Edit this file to reflect your AWS credentials. I also added a default :flavor and :image value. You can also pass this info on the command line.

Add the private key to your SSH authentication agent to allow you to log in to your new EC2 instances without having to pass it on the command line, and use knife to issue SSH commands.

ssh-add /Users/mike/.ssh/keys/mikebp.pem

Step 7 – Create your instance

Wow! Are we actually ready to create a new node.js server? We are… and here’s all it takes:

knife ec2 server create -x ubuntu -r "role[nodejs]"

Pro-Tip: “-x ubuntu” just tells knife to log in to the server as the user “ubuntu”. This is the user that exists on the AMI that we are using. You will want to change this to reflect your specific AMI.

You should now see a bunch of commands scroll by, and it will take 20 minutes or so. (most of that is building node.js from scratch). When all is said and done, you should have a new EC2 micro instance running node.js! You can get some info about the instance with knife.

knife ec2 server list

Step 8 – Now what?

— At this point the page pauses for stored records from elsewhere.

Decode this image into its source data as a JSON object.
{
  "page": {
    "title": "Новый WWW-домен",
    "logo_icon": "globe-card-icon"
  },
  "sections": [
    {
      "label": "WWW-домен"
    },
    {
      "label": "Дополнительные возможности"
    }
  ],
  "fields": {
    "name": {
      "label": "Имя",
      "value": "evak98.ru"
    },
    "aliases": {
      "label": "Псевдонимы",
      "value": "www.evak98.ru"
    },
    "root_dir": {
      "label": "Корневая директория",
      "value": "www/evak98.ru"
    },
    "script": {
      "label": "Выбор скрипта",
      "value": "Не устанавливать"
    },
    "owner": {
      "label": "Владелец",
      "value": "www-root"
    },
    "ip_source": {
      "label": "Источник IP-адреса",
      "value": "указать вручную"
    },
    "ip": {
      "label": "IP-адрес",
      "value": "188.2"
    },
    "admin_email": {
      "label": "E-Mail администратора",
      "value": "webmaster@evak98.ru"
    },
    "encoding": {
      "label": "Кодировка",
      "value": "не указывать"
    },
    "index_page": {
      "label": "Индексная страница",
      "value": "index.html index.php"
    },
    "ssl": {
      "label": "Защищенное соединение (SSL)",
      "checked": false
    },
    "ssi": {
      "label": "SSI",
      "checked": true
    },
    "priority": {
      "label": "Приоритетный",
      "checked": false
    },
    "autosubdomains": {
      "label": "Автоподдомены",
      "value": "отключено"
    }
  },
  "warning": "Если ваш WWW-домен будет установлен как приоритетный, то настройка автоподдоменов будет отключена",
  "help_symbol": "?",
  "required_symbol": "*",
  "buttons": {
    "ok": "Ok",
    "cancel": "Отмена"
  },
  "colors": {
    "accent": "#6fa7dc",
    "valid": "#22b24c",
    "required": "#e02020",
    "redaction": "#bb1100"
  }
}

Now you should have a node.js server up and running on EC2. Or, better yet… you now have a whole cluster of them! But what happens if you want to make a change to your recipes and re-run them on all of the nodes in your cluster?

When Chef provisions a node, it stores a copy of the configuration for that node, including what it needs to query Chef Server for any updates to data there (cookbooks, recipes, roles, etc). All you need to do to re-run your run list is to log in to that node and run chef-client. Sounds easy, right?

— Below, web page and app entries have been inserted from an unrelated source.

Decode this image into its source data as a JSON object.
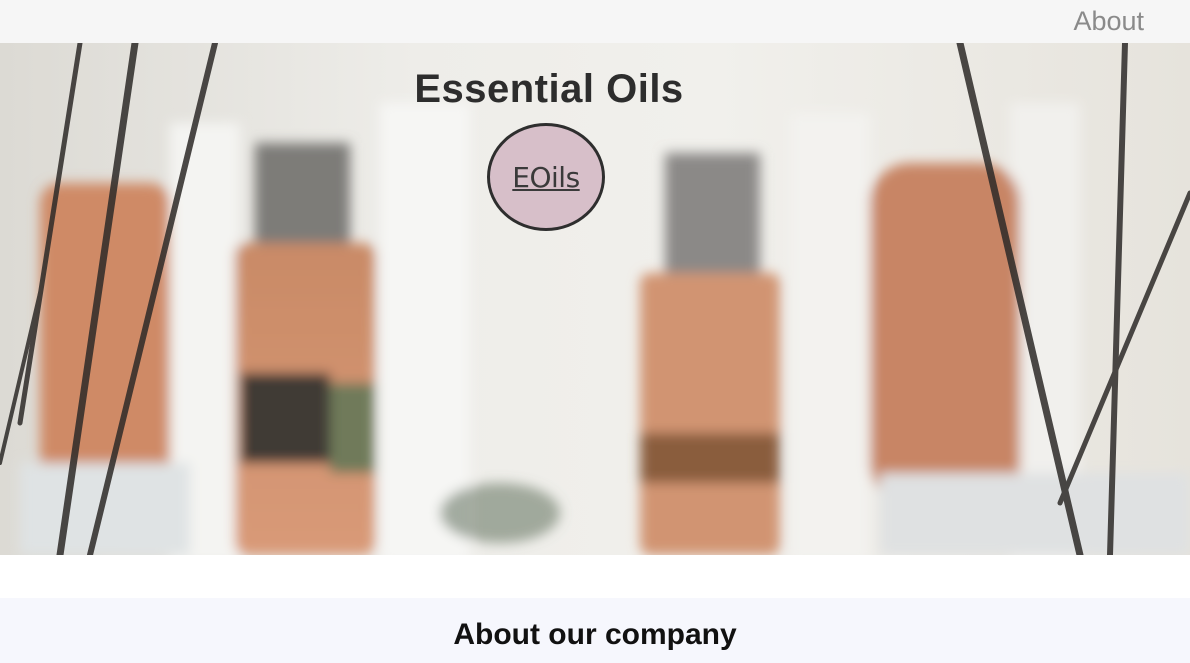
{
  "nav": {
    "about_label": "About"
  },
  "hero": {
    "title": "Essential Oils",
    "logo_text": "EOils",
    "background": "blurred photo of essential oil bottles with reed diffuser sticks"
  },
  "about": {
    "heading": "About our company"
  },
  "colors": {
    "topbar": "#f6f6f6",
    "nav_text": "#8a8a8a",
    "badge_fill": "#d7bfc9",
    "badge_border": "#2e2e2e",
    "section_bg": "#f6f7fd"
  }
}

But wait… what if I have 100 nodes in my cluster and I want to update all of them? That sounds time-consuming.

Knife to the rescue! First make any updates to your cookbooks and upload them to Chef Server. Then use knife to re-provision your nodes.

knife ssh 'role:nodejs' -a ec2.public_hostname -x ubuntu 'sudo chef-client'

This command will search all of your managed nodes (which are cataloged on the Chef Server) for the ones with a role of “nodejs”, which (as you probably remember) is what we named the role that we gave them. It logs into each one (again, as the user “ubuntu”) and runs chef-client as root; this updates its cookbooks from Chef Server and runs them.


I realize the whole thing is a little daunting if it’s your first time with Chef. But if you’ve gotten this far, you are pretty well set up to provision instances at will. It’s just a matter of managing your cookbooks and roles.

There is a lot more to learn about Chef than we’ve gone over here, but at this point you have the basics down.

Now let’s cook.

Michael Wynholds
Michael Wynholds

Mike is the President and CEO of Carbon Five.